2011 Orioles Retrospective: Mark Reynolds

When the Orioles traded for Mark Reynolds, I thought it was an OK move. Reynolds is better than his batting average might suggest, but worse than his home run totals would. Dealing a reliever (even a cheap one like David Hernandez) for a starting position player is usually solid though.

In several aspects, the projections for Reynolds were pretty close. Not towards the bottom of the table though.

Projected Actual
PA 600 620
BA .229 .221
OBP .328 .323
SLG .468 .483
wOBA .345 .348
BB% 12% 12%
K% 35% 32%
HR 34 37
BABIP .311 .266
Defense -5 -28
WAR 2.3 0.3

After several years of better than average BABIPs, Reynolds has been below .270 the past couple seasons (.257 then .266). That corresponds to the drop in his line-drive rate, from around 18% of balls in play to just 13% – that’s not a great sign, and makes it hard to hit for a non-abysmal average when coupled with all the balls not being put into play (due to the K’s).

In the strike-out department, Reynolds actually had his best year since his rookie season and managed to avoid the 200 K mark.
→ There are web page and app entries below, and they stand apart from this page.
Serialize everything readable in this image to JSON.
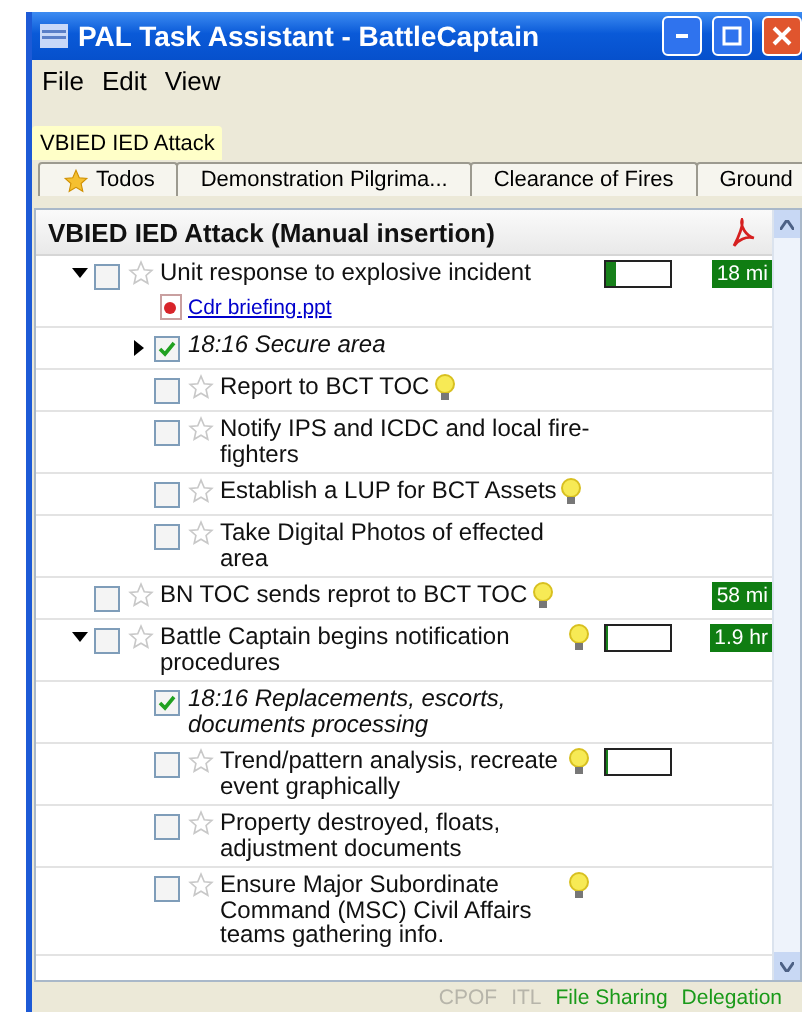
{
  "window": {
    "title": "PAL Task Assistant - BattleCaptain"
  },
  "menu": [
    "File",
    "Edit",
    "View"
  ],
  "tab_rows": [
    [
      {
        "label": "VBIED  IED Attack",
        "selected": true,
        "kind": "plain"
      }
    ],
    [
      {
        "label": "Todos",
        "selected": false,
        "kind": "starred"
      },
      {
        "label": "Demonstration Pilgrima...",
        "selected": false,
        "kind": "plain"
      },
      {
        "label": "Clearance of Fires",
        "selected": false,
        "kind": "plain"
      },
      {
        "label": "Ground",
        "selected": false,
        "kind": "plain"
      }
    ]
  ],
  "panel": {
    "title": "VBIED  IED Attack (Manual insertion)",
    "tasks": [
      {
        "text": "Unit response to explosive incident",
        "checked": false,
        "starred": false,
        "hint": false,
        "expanded": true,
        "level": 0.15,
        "time": "18 mi",
        "attachments": [
          "Cdr briefing.ppt"
        ],
        "children": [
          {
            "text": "18:16 Secure area",
            "checked": true,
            "hint": false,
            "expanded": false
          },
          {
            "text": "Report to BCT TOC",
            "checked": false,
            "starred": false,
            "hint": true
          },
          {
            "text": "Notify IPS and ICDC and local fire-fighters",
            "checked": false,
            "starred": false,
            "hint": false
          },
          {
            "text": "Establish a LUP for BCT Assets",
            "checked": false,
            "starred": false,
            "hint": true
          },
          {
            "text": "Take Digital Photos of effected area",
            "checked": false,
            "starred": false,
            "hint": false
          }
        ]
      },
      {
        "text": "BN TOC sends reprot to BCT TOC",
        "checked": false,
        "starred": false,
        "hint": true,
        "time": "58 mi"
      },
      {
        "text": "Battle Captain begins notification procedures",
        "checked": false,
        "starred": false,
        "hint": true,
        "expanded": true,
        "level": 0.03,
        "time": "1.9 hr",
        "children": [
          {
            "text": "18:16 Replacements, escorts, documents processing",
            "checked": true,
            "hint": false
          },
          {
            "text": "Trend/pattern analysis, recreate event graphically",
            "checked": false,
            "starred": false,
            "hint": true,
            "level": 0
          },
          {
            "text": "Property destroyed, floats, adjustment documents",
            "checked": false,
            "starred": false,
            "hint": false
          },
          {
            "text": "Ensure Major Subordinate Command (MSC) Civil Affairs teams gathering info.",
            "checked": false,
            "starred": false,
            "hint": true
          }
        ]
      }
    ]
  },
  "status_bar": [
    {
      "label": "CPOF",
      "enabled": false
    },
    {
      "label": "ITL",
      "enabled": false
    },
    {
      "label": "File Sharing",
      "enabled": true
    },
    {
      "label": "Delegation",
      "enabled": true
    }
  ]
}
His contact rate was up to 65%, which was still the worst in baseball (but not by as much as usual). Early in the season Reynolds strike-outs were way down – to like the 26-27% range – and he wasn’t hitting with as much power (only 7 homers in April and May combined). In the season’s last three months, he K’ed almost 37% of the time but had a home run per flyball rate of like 28% and went deep 22 times.

Seeing those mammoth home runs (he was 4th in the AL in “no doubt” homers, via HitTracker) was one of the more entertaining parts of the 2011 season, at least. And often it didn’t even look like Reynolds was swinging all that hard. His average home run distance fell from ~420 feet to ~400 though, with more of a cluster down the left-field line and less opposite-field power – maybe just random fluctuations, but possibly slightly worrying.

The power and the plate discipline were impressive (Reynolds actually does a good job at swinging at strikes and not at balls – he just whiffs a lot), but the atrocious* defense cut his value severely. -28 UZR, -29 DRS, -25 TZ; that’s 2 to 3 wins given away with the glove, which is the difference between a replacement level players and one who’s average to a bit above. The significance of errors is sometimes overrated, but 26 of them (with a .897 fielding percentage) is certainly awful. That Reynolds made so many errors is even more amazing when you consider his lack of range (so, so many balls got by him at third – and at first too). It’s almost unthinkable that he’s really a -25 fielder, but if he is then a move to DH actually increases his value (since the difference in positional adjustment going from third to DH is like 20 runs over a full season). Moving Reynolds to first doesn’t really help though, since he’s still probably a poor fielder there but his bat doesn’t play as well. Where he plays in 2012 may be determined by the other personnel on the team.

* This was somewhat amusing, given that when the O’s picked Reynolds up, the announcers and others talked quite a bit about how much he had improved his defense recently. Woops.

There’s still one guaranteed year at $7.5 M left on Reynolds’ contract, and he could be worth that assuming he isn’t the worst defensive player in baseball again. The $11 M option for 2013 doesn’t seem likely to be great value to pick up but, on the other hand, it probably won’t matter*.

* Bringing Dan Duquette in as the GM seems… fine. He’s done some OK things in the past, but that was a long time ago. Could be worse, I guess (Dave Littlefield, for example). The bottom line is that the organization is in awful shape, and it’s not terribly likely that there will be a significant difference between Duquette and someone else (who would take the job) over the next three years (as the O’s look set to continue being a 5th place team given the relative lack of major league talent – especially pitching – and the weak farm system). It’s kind of depressing.